── EXTRACTED MATERIAL
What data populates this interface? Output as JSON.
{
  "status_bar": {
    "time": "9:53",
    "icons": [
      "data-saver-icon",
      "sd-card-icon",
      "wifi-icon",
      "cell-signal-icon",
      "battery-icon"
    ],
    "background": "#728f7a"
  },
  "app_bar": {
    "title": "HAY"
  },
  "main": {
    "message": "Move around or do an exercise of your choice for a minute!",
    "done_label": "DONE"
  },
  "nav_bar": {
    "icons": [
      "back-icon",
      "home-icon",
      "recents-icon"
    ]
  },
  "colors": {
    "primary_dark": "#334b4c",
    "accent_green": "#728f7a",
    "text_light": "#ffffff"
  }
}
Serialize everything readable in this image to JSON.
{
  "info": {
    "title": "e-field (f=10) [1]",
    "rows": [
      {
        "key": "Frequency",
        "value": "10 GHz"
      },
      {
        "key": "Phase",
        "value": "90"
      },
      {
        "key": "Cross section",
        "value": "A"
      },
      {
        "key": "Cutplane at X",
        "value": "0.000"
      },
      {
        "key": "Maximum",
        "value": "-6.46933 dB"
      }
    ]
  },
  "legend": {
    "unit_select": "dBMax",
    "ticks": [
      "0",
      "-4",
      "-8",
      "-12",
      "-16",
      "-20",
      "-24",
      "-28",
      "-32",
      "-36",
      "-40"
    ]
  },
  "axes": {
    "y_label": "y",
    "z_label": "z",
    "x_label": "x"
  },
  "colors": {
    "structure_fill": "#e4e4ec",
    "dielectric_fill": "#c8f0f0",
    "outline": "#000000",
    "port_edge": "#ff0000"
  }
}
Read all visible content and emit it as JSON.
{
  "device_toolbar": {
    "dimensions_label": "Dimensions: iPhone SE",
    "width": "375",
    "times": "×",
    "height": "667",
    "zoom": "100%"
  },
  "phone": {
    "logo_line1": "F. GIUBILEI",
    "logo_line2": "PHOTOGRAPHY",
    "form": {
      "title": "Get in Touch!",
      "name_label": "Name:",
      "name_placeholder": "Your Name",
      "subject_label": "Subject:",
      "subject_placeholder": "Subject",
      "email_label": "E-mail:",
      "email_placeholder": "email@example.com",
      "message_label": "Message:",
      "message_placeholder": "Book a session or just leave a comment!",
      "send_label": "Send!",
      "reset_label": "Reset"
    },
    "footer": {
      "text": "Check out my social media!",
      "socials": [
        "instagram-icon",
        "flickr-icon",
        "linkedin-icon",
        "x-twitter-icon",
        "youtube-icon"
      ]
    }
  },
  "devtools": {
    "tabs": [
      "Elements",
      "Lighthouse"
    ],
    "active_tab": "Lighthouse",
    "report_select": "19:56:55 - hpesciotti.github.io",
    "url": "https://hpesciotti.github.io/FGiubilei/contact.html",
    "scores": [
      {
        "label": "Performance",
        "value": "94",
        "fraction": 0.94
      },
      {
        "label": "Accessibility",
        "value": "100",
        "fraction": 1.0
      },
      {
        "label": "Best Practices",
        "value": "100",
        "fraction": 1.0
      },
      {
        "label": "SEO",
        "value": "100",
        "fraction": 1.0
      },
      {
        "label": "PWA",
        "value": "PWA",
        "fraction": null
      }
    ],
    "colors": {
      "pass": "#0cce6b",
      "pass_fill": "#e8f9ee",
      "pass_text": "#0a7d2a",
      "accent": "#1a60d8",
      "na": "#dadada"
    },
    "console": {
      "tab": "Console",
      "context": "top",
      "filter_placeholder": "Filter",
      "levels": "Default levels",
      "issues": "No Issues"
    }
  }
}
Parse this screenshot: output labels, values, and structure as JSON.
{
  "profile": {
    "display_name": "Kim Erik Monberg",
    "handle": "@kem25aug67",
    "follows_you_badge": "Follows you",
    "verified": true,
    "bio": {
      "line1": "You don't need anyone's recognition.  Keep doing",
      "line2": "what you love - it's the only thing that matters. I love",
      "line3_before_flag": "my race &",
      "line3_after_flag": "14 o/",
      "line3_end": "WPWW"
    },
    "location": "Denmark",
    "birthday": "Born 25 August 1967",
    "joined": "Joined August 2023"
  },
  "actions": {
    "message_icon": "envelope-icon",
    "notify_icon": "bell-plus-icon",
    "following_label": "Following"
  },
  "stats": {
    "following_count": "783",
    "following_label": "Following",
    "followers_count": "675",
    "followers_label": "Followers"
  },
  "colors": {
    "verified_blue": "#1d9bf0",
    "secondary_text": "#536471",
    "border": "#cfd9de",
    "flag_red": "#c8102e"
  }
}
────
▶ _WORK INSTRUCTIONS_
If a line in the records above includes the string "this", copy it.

▶ _THE COMPLETED TASK_
What data populates this interface? Output as JSON.
Serialize everything readable in this image to JSON.
Parse this screenshot: output labels, values, and structure as JSON.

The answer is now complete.